Skin is an attractive organ for administration of vaccines since it constitutes an anatomic barrier, defending the body against external pathogens. Since the skin is home to a larger population of dendritic cells than muscle tissue, intradermal vaccines typically induce stronger immune responses than intramuscular vaccines and provide the basis for a significant vaccine sparing effect. Microneedle technology, which utilizes patches with sub-millimeter structures to pierce the stratum corneum and deliver vaccines in the epidermis, is an especially attractive pathway for intradermal delivery. Microneedles are designed to combine vaccine formulation, often as a solid coating, and metal, as a supporting material to provide the required mechanical strength. Once applied to the skin, these formulations dissolve or degrade to release vaccine antigen in the skin compartment.

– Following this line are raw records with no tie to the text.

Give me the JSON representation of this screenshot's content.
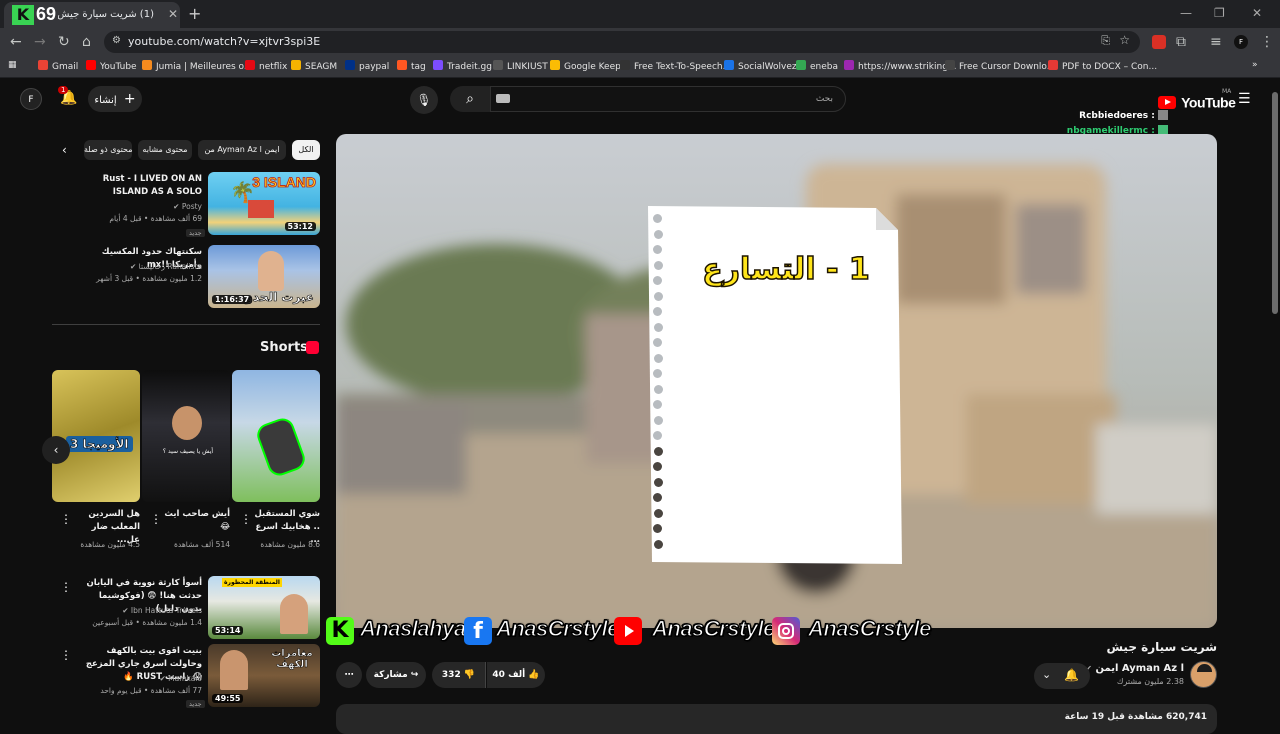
{
  "browser": {
    "tab_number": "69",
    "tab_title": "(1) شريت سيارة جيش - YouTube",
    "url": "youtube.com/watch?v=xjtvr3spi3E",
    "bookmarks": [
      {
        "label": "Gmail",
        "color": "#ea4335"
      },
      {
        "label": "YouTube",
        "color": "#ff0000"
      },
      {
        "label": "Jumia | Meilleures o...",
        "color": "#f68b1e"
      },
      {
        "label": "netflix",
        "color": "#e50914"
      },
      {
        "label": "SEAGM",
        "color": "#f5b301"
      },
      {
        "label": "paypal",
        "color": "#003087"
      },
      {
        "label": "tag",
        "color": "#ff5722"
      },
      {
        "label": "Tradeit.gg",
        "color": "#7c4dff"
      },
      {
        "label": "LINKIUST",
        "color": "#555555"
      },
      {
        "label": "Google Keep",
        "color": "#fbbc04"
      },
      {
        "label": "Free Text-To-Speech...",
        "color": "#333333"
      },
      {
        "label": "SocialWolvez",
        "color": "#1a73e8"
      },
      {
        "label": "eneba",
        "color": "#34a853"
      },
      {
        "label": "https://www.striking...",
        "color": "#9c27b0"
      },
      {
        "label": "Free Cursor Downlo...",
        "color": "#444444"
      },
      {
        "label": "PDF to DOCX – Con...",
        "color": "#e53935"
      }
    ]
  },
  "header": {
    "avatar_letter": "F",
    "notif_count": "1",
    "create_label": "إنشاء",
    "search_placeholder": "بحث",
    "logo_text": "YouTube",
    "logo_region": "MA"
  },
  "chat": [
    {
      "user": "Rcbbiedoeres :",
      "color": "#ffffff"
    },
    {
      "user": "nbgamekillermc :",
      "color": "#2ecc71"
    }
  ],
  "chips": [
    "الكل",
    "من Ayman Az l ايمن",
    "محتوى مشابه",
    "محتوى ذو صلة"
  ],
  "related": [
    {
      "title": "Rust - I LIVED ON AN ISLAND AS A SOLO",
      "channel": "Posty",
      "meta": "69 ألف مشاهدة • قبل 4 أيام",
      "badge": "جديد",
      "duration": "53:12",
      "thumb_text": "3 ISLAND"
    },
    {
      "title": "سكنتهاك حدود المكسيك وأمريكا !!mx",
      "channel": "Rahalista رحاليستا",
      "meta": "1.2 مليون مشاهدة • قبل 3 أشهر",
      "badge": "",
      "duration": "1:16:37",
      "thumb_text": "عبرت الحدود"
    },
    {
      "title": "أسوأ كارثة نووية في اليابان حدثت هنا! 😨 (فوكوشيما بدون دليل)",
      "channel": "Ibn Hattuta Travels",
      "meta": "1.4 مليون مشاهدة • قبل أسبوعين",
      "badge": "",
      "duration": "53:14",
      "thumb_text": "المنطقة المحظورة"
    },
    {
      "title": "بنيت اقوى بيت بالكهف وحاولت اسرق جاري المزعج 😱 راست RUST 🔥",
      "channel": "Mamkalo",
      "meta": "77 ألف مشاهدة • قبل يوم واحد",
      "badge": "جديد",
      "duration": "49:55",
      "thumb_text": "مغامرات الكهف"
    }
  ],
  "shorts_heading": "Shorts",
  "shorts": [
    {
      "title": "هل السردين المعلب ضار عل...",
      "views": "4.5 مليون مشاهدة",
      "thumb_text": "الأوميجا 3"
    },
    {
      "title": "أيش صاحب ايث 😂",
      "views": "514 ألف مشاهدة",
      "thumb_text": "أيش يا يصيف سيد ؟"
    },
    {
      "title": "شوي المستقبل .. هخابيك اسرع ...",
      "views": "8.6 مليون مشاهدة",
      "thumb_text": ""
    }
  ],
  "video": {
    "title": "شريت سيارة جيش",
    "note_text": "1 - التسارع",
    "channel": "Ayman Az l ايمن",
    "subscribers": "2.38 مليون مشترك",
    "likes": "40 ألف",
    "dislikes": "332",
    "share_label": "مشاركة",
    "views_date": "620,741 مشاهدة قبل 19 ساعة"
  },
  "banner": {
    "items": [
      {
        "platform": "kick-icon",
        "handle": "Anaslahya"
      },
      {
        "platform": "facebook-icon",
        "handle": "AnasCrstyle"
      },
      {
        "platform": "youtube-icon",
        "handle": "AnasCrstyle"
      },
      {
        "platform": "instagram-icon",
        "handle": "AnasCrstyle"
      }
    ]
  }
}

Solid vaccine formulations are especially attractive since they also offer improved shelf life and reduced dependence on temperature-controlled supply chains. These microneedles can also be self-administered and safely disposed of. All these properties are highly desirable during times of vaccines shortages, such as epidemic emergencies, and result in major global health benefits, particularly in areas where access to healthcare personnel is an issue.
Although the microneedle immunization approach appears to be promising, its technical realization faces significant challenges, such as incompatibility of the currently employed vaccine adjuvants with intradermal delivery technologies. IBBR is engaged in the development of microneedle technology advancing a unique approach – applying polyphosphazene macromolecules both as microfabrication material and vaccine adjuvants. It has been already proven that the dual function molecules allow for adjuvant compatible intradermal delivery and improved microneedle fabrication processes. Remarkably, in vivo studies demonstrated a strong synergy between polyphosphazene adjuvants and intradermal administration. These findings clearly indicate that the potency of polyphosphazene microneedles is superior to what was expected on the basis of their intramuscular immunoadjuvant activity and the results for non-adjuvanted microneedles. The research is now focused on further advancement of this technology focusing on vaccines against diseases with a greatest threat of epidemic emergencies, such as Ebola, Anthrax and others.